Sinn Féin leader Mary Lou McDonald has said the “erratic” and “dangerous” Boris Johnson cannot be trusted on Brexit. She said Johnson has forfeited credibility by unpicking the Withdrawal Agreement, negotiated earlier this year, and now cannot be believed when he says he wants a trade deal.
“He’s the prime minister and perfidious Albion just got perfidiouser, if there’s such a word,” she told the Guardian newspaper this week. If Britain did not reverse course and “honour a bargain fairly struck” it would face a backlash from Ireland’s allies in the EU and US, where congressional leaders could block Downing Street’s hopes of a US trade deal.
Political leaders in Ireland, the US and across Europe have warned that they will stand against Britain’s reneging on the Good Friday Agreement.

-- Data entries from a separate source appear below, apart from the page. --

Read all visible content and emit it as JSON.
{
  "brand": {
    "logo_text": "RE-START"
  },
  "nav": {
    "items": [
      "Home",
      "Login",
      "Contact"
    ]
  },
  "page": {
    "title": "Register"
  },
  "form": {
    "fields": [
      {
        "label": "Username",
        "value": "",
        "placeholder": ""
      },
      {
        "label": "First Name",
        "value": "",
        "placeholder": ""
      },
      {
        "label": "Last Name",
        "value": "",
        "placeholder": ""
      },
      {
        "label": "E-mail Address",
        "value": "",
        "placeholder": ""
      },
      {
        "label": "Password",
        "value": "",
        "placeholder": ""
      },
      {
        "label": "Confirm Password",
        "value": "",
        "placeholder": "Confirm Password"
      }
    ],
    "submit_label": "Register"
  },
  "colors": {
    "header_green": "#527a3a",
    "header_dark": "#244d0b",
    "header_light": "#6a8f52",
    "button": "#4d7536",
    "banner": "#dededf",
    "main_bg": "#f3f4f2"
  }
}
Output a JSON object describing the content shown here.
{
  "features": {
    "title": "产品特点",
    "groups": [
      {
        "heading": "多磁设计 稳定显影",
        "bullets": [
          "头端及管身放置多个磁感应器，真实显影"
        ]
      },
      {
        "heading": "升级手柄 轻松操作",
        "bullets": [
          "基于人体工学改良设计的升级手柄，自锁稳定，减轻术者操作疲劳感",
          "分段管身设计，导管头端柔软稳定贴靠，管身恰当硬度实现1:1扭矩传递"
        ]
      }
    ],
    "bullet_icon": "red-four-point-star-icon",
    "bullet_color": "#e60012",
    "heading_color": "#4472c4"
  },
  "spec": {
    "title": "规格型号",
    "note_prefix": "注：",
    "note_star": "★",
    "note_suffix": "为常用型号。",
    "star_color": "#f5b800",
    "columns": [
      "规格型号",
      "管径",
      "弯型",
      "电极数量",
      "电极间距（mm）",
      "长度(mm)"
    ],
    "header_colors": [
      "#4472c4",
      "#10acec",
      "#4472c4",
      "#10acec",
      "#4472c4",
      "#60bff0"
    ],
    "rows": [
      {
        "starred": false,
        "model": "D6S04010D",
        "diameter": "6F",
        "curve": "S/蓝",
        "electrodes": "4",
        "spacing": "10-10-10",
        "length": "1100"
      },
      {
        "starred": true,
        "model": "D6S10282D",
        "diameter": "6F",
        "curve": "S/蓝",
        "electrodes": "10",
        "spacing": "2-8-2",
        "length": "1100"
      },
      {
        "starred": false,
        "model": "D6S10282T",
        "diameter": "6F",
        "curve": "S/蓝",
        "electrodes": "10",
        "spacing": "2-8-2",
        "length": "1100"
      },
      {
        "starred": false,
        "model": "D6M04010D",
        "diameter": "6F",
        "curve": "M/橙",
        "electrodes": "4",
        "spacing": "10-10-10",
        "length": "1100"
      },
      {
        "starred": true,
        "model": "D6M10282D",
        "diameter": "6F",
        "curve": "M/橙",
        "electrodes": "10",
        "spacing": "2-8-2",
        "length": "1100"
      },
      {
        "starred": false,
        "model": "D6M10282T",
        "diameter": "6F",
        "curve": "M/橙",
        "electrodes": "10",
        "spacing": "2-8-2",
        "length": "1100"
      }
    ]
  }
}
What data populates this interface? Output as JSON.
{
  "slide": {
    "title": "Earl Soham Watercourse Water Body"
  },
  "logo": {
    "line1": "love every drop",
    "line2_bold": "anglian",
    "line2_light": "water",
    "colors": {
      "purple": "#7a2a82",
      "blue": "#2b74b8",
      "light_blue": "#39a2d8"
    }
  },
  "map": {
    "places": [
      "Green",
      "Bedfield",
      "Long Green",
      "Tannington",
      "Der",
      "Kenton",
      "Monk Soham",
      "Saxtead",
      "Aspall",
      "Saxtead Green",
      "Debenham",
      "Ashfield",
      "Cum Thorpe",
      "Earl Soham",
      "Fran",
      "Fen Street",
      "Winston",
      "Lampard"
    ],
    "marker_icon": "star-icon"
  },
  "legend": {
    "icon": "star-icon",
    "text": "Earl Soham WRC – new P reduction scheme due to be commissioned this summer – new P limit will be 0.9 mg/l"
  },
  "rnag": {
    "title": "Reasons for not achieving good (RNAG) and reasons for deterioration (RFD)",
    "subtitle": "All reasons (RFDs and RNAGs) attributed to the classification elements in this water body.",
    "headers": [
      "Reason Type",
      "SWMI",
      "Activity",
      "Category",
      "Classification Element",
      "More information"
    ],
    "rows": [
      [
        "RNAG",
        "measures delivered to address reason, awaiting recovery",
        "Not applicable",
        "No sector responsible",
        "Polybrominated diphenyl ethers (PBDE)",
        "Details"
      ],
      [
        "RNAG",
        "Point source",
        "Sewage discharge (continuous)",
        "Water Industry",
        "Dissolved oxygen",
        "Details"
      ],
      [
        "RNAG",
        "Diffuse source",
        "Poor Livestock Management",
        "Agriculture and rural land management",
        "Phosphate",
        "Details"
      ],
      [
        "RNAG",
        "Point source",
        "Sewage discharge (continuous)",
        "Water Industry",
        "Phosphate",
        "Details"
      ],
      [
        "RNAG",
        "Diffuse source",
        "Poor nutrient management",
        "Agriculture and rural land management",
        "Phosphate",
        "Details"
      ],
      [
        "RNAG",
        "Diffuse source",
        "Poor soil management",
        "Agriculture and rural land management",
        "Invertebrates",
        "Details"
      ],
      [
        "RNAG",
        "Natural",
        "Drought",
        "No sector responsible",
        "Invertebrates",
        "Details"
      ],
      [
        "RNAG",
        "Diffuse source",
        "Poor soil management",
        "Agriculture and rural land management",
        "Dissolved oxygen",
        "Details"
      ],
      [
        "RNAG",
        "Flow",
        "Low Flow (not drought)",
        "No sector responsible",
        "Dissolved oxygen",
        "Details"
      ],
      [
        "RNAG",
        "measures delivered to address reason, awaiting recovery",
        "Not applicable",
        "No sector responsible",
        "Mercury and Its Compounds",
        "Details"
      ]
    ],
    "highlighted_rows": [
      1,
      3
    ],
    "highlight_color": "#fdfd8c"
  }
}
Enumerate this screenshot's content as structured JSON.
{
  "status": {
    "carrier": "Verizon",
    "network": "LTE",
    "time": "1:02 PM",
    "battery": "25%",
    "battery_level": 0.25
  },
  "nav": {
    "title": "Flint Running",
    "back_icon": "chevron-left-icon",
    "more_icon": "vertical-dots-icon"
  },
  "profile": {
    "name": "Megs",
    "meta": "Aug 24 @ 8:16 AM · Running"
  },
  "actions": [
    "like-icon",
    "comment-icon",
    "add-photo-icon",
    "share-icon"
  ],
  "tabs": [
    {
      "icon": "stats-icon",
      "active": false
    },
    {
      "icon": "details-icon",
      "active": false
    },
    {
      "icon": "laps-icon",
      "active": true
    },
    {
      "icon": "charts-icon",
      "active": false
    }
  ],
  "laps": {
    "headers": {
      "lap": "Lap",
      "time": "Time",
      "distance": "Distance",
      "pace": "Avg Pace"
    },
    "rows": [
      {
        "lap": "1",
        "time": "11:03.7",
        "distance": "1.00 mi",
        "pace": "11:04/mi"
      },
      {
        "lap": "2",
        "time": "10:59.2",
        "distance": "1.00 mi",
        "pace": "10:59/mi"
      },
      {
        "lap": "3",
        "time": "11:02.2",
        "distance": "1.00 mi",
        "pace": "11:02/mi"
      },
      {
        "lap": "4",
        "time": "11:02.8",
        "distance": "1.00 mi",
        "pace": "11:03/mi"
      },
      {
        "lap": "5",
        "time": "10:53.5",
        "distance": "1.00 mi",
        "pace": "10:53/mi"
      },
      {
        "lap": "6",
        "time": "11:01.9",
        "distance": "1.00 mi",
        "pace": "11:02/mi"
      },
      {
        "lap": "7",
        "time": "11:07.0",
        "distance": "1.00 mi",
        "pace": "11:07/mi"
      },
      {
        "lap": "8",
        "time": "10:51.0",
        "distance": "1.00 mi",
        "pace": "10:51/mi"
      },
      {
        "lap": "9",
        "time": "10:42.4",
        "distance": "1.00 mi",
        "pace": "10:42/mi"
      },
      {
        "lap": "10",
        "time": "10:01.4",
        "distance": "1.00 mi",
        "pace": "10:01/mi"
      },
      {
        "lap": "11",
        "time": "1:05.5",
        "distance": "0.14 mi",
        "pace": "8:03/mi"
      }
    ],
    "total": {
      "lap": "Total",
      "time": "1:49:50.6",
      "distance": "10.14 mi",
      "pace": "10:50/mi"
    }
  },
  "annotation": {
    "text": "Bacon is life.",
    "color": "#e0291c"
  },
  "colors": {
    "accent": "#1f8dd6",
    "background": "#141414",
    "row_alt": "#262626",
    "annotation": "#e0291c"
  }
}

“If there is damage in Ireland, if there’s a hardening of the border – well, then all bets are off,” Ms McDonald said.
She also noted Britain was not honouring its commitment under the peace deal to call a referendum on Irish unification. She said British ministers had repeatedly refused to spell out the exact conditions that would trigger a vote.
“I wouldn’t like anybody in the British system to imagine that they hold a trump card that says ‘we will forever avoid or defer a referendum in Ireland’. They don’t have that right,” she said.
Sinn Féin have been speaking to US politicians regarding London’s move away from the Irish protocol of the Withdrawal Agreement, now the subject of legal action by the EU, and designed to help insulate the Good Friday Agreement from the effects of Brexit.
“The British government has demonstrated that it is prepared to play fast and loose with the Good Friday Agreement and International Law,” Ms McDonald said.
“This is a fundamental challenge to our agreements, our economic interests, and the rights of citizens. It is a challenge that must be met across Ireland, across the EU and with our partners in the USA.”
There has been a strong resurgence of interest among powerful Irish Americans in the peace process in the wake of the recent developments on Brexit.
Speaking after an online meeting with the Congressional Friends of Ireland, an influential group within the US Congress, as well as a “very useful” meeting with the US Special Envoy to Ireland, Ms McDonald thanked political leaders in the USA for their “swift and decisive condemnation” of the British legislation to formally break their international treaty commitments.
“We are in the closing stages of a negotiation and it is not too late for the British Government to pull back and do the right thing; respect international law and honor their agreements,” she said.
“It is quite clear that if the British government’s action result in a hard border across Ireland and an undermining of the Good Friday Agreement there will be no trade deal between the US and Britain.”